EXERCISE INSTRUCTIONS.
Where does the word "Resolve" show up in the records? Copy every line that has it.

= Beginning of Section =

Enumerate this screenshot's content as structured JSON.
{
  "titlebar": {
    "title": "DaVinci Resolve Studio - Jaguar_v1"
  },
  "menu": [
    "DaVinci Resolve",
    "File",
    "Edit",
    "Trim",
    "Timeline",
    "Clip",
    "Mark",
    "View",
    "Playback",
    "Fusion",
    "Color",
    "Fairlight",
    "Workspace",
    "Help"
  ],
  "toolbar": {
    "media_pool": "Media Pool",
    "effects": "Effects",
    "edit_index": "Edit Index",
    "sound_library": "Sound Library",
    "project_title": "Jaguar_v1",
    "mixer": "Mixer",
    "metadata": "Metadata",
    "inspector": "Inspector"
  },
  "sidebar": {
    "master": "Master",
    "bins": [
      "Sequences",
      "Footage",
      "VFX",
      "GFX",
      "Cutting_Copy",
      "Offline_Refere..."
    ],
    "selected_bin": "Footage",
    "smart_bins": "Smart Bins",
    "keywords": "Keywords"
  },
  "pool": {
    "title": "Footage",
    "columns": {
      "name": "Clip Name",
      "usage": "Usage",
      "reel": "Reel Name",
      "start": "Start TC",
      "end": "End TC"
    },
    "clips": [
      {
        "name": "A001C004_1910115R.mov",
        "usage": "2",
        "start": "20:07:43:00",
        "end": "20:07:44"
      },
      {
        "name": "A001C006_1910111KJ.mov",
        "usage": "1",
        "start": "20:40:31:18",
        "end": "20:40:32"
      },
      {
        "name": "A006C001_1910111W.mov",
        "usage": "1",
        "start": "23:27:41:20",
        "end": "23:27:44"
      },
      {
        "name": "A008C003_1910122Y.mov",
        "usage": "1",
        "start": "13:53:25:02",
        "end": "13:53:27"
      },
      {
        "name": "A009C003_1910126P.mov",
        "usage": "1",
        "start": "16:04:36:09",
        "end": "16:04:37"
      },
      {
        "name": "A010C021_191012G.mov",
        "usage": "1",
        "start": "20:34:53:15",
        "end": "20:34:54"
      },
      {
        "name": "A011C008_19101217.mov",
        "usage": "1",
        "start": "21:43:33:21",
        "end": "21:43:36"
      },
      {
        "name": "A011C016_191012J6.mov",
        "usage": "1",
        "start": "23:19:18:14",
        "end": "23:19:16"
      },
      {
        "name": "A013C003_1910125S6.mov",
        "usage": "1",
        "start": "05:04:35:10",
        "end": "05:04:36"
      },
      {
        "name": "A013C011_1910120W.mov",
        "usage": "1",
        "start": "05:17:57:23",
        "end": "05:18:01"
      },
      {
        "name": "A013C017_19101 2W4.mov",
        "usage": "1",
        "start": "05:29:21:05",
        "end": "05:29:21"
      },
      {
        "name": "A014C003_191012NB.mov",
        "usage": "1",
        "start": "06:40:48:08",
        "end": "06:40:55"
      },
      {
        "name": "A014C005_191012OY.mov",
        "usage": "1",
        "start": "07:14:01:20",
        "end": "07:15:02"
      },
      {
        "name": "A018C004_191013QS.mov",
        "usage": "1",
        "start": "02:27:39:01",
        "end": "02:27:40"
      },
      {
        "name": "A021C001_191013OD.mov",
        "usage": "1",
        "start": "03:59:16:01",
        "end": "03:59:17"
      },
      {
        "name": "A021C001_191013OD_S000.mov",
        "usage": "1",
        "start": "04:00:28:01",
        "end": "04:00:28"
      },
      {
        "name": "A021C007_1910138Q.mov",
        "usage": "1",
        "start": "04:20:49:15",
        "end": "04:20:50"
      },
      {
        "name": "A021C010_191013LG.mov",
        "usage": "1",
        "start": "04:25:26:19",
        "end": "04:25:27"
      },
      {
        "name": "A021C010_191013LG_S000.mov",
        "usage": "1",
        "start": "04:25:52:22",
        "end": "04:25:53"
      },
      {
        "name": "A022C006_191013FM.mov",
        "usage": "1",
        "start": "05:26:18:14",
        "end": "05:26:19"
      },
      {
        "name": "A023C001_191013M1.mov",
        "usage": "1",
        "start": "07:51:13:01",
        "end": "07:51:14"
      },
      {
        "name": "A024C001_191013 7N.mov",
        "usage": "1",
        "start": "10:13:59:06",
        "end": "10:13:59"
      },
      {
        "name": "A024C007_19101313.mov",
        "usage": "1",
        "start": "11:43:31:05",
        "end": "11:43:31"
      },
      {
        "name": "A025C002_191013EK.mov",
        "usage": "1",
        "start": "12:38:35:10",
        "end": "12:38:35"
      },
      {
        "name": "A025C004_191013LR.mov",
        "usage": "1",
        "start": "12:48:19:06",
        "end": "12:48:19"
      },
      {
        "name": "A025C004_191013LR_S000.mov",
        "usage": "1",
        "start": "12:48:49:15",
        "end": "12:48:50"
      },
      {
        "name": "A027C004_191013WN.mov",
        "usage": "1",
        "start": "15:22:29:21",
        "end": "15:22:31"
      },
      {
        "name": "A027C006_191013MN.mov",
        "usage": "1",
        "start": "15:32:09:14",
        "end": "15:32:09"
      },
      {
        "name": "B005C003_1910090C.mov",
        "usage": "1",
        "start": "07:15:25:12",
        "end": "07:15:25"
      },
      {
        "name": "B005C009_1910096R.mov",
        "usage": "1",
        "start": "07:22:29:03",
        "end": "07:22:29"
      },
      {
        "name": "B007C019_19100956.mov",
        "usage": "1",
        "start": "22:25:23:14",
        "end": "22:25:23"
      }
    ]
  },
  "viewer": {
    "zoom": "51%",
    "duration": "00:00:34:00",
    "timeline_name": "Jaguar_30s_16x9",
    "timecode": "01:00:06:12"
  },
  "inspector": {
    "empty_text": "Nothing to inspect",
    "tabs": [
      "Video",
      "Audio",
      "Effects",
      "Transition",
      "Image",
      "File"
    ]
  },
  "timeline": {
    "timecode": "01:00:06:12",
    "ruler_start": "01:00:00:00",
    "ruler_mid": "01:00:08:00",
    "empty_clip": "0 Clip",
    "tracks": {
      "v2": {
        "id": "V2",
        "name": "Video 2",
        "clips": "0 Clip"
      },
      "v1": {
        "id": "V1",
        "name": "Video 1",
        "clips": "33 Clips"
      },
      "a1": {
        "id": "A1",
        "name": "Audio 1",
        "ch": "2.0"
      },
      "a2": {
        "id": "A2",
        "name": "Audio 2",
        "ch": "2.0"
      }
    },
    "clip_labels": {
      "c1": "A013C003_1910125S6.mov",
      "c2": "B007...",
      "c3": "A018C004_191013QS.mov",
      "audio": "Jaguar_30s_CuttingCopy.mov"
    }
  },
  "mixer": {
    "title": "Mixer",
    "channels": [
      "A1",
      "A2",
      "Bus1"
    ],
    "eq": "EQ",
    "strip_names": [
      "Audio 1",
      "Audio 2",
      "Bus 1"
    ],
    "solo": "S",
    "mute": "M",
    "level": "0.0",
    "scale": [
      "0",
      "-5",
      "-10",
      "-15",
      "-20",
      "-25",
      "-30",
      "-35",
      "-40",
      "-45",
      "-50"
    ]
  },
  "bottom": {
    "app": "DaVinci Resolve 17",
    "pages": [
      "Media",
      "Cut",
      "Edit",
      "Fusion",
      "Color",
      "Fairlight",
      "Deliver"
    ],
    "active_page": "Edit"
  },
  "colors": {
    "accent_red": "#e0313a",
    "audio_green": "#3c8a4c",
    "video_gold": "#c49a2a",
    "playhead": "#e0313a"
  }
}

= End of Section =

FINAL ANSWER.
    "title": "DaVinci Resolve Studio - Jaguar_v1"
    "DaVinci Resolve",
    "app": "DaVinci Resolve 17",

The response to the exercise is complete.